» PROBLEM
Please return all of the entries below exactly as they are written.

+ + +

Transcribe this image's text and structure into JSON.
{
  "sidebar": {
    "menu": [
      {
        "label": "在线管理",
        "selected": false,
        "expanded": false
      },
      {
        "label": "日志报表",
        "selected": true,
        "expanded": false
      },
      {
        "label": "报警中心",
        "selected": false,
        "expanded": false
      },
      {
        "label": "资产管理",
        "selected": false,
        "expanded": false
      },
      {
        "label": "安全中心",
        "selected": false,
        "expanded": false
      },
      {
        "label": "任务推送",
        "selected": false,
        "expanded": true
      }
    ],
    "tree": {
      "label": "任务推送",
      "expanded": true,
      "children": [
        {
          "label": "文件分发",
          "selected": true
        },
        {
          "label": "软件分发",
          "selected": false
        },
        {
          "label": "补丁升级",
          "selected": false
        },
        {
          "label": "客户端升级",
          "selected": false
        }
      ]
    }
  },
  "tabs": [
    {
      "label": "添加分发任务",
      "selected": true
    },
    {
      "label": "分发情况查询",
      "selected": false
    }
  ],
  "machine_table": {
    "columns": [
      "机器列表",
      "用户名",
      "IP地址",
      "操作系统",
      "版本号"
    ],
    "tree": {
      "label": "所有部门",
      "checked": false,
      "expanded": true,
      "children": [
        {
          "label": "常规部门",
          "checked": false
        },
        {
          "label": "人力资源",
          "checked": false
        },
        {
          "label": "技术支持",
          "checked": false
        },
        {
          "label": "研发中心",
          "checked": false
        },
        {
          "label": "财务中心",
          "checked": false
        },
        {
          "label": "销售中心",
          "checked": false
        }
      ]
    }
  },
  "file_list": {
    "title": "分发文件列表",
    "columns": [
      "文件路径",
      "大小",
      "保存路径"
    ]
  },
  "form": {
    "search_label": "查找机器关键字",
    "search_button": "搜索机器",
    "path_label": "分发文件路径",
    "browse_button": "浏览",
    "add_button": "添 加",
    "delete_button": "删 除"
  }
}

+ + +

» TASK RESPONSE
Transcribe this image's text and structure into JSON.
{
  "sidebar": {
    "menu": [
      {
        "label": "在线管理",
        "selected": false,
        "expanded": false
      },
      {
        "label": "日志报表",
        "selected": true,
        "expanded": false
      },
      {
        "label": "报警中心",
        "selected": false,
        "expanded": false
      },
      {
        "label": "资产管理",
        "selected": false,
        "expanded": false
      },
      {
        "label": "安全中心",
        "selected": false,
        "expanded": false
      },
      {
        "label": "任务推送",
        "selected": false,
        "expanded": true
      }
    ],
    "tree": {
      "label": "任务推送",
      "expanded": true,
      "children": [
        {
          "label": "文件分发",
          "selected": true
        },
        {
          "label": "软件分发",
          "selected": false
        },
        {
          "label": "补丁升级",
          "selected": false
        },
        {
          "label": "客户端升级",
          "selected": false
        }
      ]
    }
  },
  "tabs": [
    {
      "label": "添加分发任务",
      "selected": true
    },
    {
      "label": "分发情况查询",
      "selected": false
    }
  ],
  "machine_table": {
    "columns": [
      "机器列表",
      "用户名",
      "IP地址",
      "操作系统",
      "版本号"
    ],
    "tree": {
      "label": "所有部门",
      "checked": false,
      "expanded": true,
      "children": [
        {
          "label": "常规部门",
          "checked": false
        },
        {
          "label": "人力资源",
          "checked": false
        },
        {
          "label": "技术支持",
          "checked": false
        },
        {
          "label": "研发中心",
          "checked": false
        },
        {
          "label": "财务中心",
          "checked": false
        },
        {
          "label": "销售中心",
          "checked": false
        }
      ]
    }
  },
  "file_list": {
    "title": "分发文件列表",
    "columns": [
      "文件路径",
      "大小",
      "保存路径"
    ]
  },
  "form": {
    "search_label": "查找机器关键字",
    "search_button": "搜索机器",
    "path_label": "分发文件路径",
    "browse_button": "浏览",
    "add_button": "添 加",
    "delete_button": "删 除"
  }
}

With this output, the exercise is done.